Directions: Return the full listing, so that each line matches the original exactly.

Stored data:
+-------+

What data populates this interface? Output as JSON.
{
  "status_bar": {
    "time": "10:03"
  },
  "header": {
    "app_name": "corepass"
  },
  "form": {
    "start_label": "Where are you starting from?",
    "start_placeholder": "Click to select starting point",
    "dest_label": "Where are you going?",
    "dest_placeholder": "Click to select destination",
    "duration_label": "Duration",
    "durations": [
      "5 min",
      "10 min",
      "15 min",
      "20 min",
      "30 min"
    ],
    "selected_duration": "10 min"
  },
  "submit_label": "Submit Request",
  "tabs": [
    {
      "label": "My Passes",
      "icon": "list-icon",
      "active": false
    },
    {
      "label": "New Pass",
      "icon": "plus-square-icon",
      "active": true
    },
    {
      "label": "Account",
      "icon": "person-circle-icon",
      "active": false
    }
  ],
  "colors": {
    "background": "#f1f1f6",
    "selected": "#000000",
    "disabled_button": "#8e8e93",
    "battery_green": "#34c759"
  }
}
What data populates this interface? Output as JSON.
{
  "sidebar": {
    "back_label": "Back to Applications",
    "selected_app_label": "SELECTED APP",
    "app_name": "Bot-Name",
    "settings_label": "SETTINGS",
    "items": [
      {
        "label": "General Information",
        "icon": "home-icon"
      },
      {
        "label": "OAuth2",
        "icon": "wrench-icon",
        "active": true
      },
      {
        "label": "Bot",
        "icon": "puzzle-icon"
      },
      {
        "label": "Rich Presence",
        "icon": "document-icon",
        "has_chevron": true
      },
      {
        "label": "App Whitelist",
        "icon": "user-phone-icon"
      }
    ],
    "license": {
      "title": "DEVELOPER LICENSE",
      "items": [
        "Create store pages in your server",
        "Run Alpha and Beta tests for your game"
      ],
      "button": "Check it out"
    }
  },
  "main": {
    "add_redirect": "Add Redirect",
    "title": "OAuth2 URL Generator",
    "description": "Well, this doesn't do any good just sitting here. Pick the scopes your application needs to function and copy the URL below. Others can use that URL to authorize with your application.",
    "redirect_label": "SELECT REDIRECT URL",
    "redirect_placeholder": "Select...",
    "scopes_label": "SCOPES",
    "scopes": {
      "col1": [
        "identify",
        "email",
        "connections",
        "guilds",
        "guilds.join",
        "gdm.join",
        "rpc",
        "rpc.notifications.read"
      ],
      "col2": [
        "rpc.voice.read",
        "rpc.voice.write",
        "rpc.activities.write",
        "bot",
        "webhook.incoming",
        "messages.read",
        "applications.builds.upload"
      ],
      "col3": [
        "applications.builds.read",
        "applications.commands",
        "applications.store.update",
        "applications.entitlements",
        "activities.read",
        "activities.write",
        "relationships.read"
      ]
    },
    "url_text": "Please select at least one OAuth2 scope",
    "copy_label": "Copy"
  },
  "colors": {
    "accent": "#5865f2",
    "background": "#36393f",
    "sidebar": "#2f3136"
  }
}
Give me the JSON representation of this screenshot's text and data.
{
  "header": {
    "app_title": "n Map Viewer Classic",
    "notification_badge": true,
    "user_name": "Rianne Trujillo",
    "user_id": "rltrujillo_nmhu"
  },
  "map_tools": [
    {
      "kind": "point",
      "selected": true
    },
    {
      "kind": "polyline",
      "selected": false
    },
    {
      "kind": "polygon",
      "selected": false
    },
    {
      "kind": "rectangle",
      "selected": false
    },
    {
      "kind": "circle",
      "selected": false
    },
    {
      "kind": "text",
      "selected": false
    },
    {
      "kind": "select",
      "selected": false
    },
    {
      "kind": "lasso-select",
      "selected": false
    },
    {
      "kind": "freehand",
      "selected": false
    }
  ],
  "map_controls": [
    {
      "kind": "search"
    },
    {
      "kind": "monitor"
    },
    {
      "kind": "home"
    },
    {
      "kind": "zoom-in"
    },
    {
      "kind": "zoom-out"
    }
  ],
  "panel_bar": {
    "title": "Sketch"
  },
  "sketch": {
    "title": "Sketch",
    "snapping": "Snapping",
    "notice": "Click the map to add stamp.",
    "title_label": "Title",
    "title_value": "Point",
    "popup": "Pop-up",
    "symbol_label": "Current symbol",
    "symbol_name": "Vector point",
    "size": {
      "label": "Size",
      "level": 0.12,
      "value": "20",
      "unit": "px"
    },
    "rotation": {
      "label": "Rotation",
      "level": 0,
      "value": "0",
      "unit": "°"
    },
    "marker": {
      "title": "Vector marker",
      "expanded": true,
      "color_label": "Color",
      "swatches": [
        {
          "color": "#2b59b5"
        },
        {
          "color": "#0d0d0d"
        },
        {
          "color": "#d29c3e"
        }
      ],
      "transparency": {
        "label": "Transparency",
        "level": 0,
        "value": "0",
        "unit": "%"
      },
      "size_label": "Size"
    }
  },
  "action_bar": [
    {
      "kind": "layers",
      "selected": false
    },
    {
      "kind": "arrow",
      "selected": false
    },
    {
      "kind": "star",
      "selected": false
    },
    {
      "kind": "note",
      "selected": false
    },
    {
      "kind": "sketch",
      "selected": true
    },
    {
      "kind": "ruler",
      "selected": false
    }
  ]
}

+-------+

Response to the task:
What data populates this interface? Output as JSON.
{
  "status_bar": {
    "time": "10:03"
  },
  "header": {
    "app_name": "corepass"
  },
  "form": {
    "start_label": "Where are you starting from?",
    "start_placeholder": "Click to select starting point",
    "dest_label": "Where are you going?",
    "dest_placeholder": "Click to select destination",
    "duration_label": "Duration",
    "durations": [
      "5 min",
      "10 min",
      "15 min",
      "20 min",
      "30 min"
    ],
    "selected_duration": "10 min"
  },
  "submit_label": "Submit Request",
  "tabs": [
    {
      "label": "My Passes",
      "icon": "list-icon",
      "active": false
    },
    {
      "label": "New Pass",
      "icon": "plus-square-icon",
      "active": true
    },
    {
      "label": "Account",
      "icon": "person-circle-icon",
      "active": false
    }
  ],
  "colors": {
    "background": "#f1f1f6",
    "selected": "#000000",
    "disabled_button": "#8e8e93",
    "battery_green": "#34c759"
  }
}
What data populates this interface? Output as JSON.
{
  "sidebar": {
    "back_label": "Back to Applications",
    "selected_app_label": "SELECTED APP",
    "app_name": "Bot-Name",
    "settings_label": "SETTINGS",
    "items": [
      {
        "label": "General Information",
        "icon": "home-icon"
      },
      {
        "label": "OAuth2",
        "icon": "wrench-icon",
        "active": true
      },
      {
        "label": "Bot",
        "icon": "puzzle-icon"
      },
      {
        "label": "Rich Presence",
        "icon": "document-icon",
        "has_chevron": true
      },
      {
        "label": "App Whitelist",
        "icon": "user-phone-icon"
      }
    ],
    "license": {
      "title": "DEVELOPER LICENSE",
      "items": [
        "Create store pages in your server",
        "Run Alpha and Beta tests for your game"
      ],
      "button": "Check it out"
    }
  },
  "main": {
    "add_redirect": "Add Redirect",
    "title": "OAuth2 URL Generator",
    "description": "Well, this doesn't do any good just sitting here. Pick the scopes your application needs to function and copy the URL below. Others can use that URL to authorize with your application.",
    "redirect_label": "SELECT REDIRECT URL",
    "redirect_placeholder": "Select...",
    "scopes_label": "SCOPES",
    "scopes": {
      "col1": [
        "identify",
        "email",
        "connections",
        "guilds",
        "guilds.join",
        "gdm.join",
        "rpc",
        "rpc.notifications.read"
      ],
      "col2": [
        "rpc.voice.read",
        "rpc.voice.write",
        "rpc.activities.write",
        "bot",
        "webhook.incoming",
        "messages.read",
        "applications.builds.upload"
      ],
      "col3": [
        "applications.builds.read",
        "applications.commands",
        "applications.store.update",
        "applications.entitlements",
        "activities.read",
        "activities.write",
        "relationships.read"
      ]
    },
    "url_text": "Please select at least one OAuth2 scope",
    "copy_label": "Copy"
  },
  "colors": {
    "accent": "#5865f2",
    "background": "#36393f",
    "sidebar": "#2f3136"
  }
}
Give me the JSON representation of this screenshot's text and data.
{
  "header": {
    "app_title": "n Map Viewer Classic",
    "notification_badge": true,
    "user_name": "Rianne Trujillo",
    "user_id": "rltrujillo_nmhu"
  },
  "map_tools": [
    {
      "kind": "point",
      "selected": true
    },
    {
      "kind": "polyline",
      "selected": false
    },
    {
      "kind": "polygon",
      "selected": false
    },
    {
      "kind": "rectangle",
      "selected": false
    },
    {
      "kind": "circle",
      "selected": false
    },
    {
      "kind": "text",
      "selected": false
    },
    {
      "kind": "select",
      "selected": false
    },
    {
      "kind": "lasso-select",
      "selected": false
    },
    {
      "kind": "freehand",
      "selected": false
    }
  ],
  "map_controls": [
    {
      "kind": "search"
    },
    {
      "kind": "monitor"
    },
    {
      "kind": "home"
    },
    {
      "kind": "zoom-in"
    },
    {
      "kind": "zoom-out"
    }
  ],
  "panel_bar": {
    "title": "Sketch"
  },
  "sketch": {
    "title": "Sketch",
    "snapping": "Snapping",
    "notice": "Click the map to add stamp.",
    "title_label": "Title",
    "title_value": "Point",
    "popup": "Pop-up",
    "symbol_label": "Current symbol",
    "symbol_name": "Vector point",
    "size": {
      "label": "Size",
      "level": 0.12,
      "value": "20",
      "unit": "px"
    },
    "rotation": {
      "label": "Rotation",
      "level": 0,
      "value": "0",
      "unit": "°"
    },
    "marker": {
      "title": "Vector marker",
      "expanded": true,
      "color_label": "Color",
      "swatches": [
        {
          "color": "#2b59b5"
        },
        {
          "color": "#0d0d0d"
        },
        {
          "color": "#d29c3e"
        }
      ],
      "transparency": {
        "label": "Transparency",
        "level": 0,
        "value": "0",
        "unit": "%"
      },
      "size_label": "Size"
    }
  },
  "action_bar": [
    {
      "kind": "layers",
      "selected": false
    },
    {
      "kind": "arrow",
      "selected": false
    },
    {
      "kind": "star",
      "selected": false
    },
    {
      "kind": "note",
      "selected": false
    },
    {
      "kind": "sketch",
      "selected": true
    },
    {
      "kind": "ruler",
      "selected": false
    }
  ]
}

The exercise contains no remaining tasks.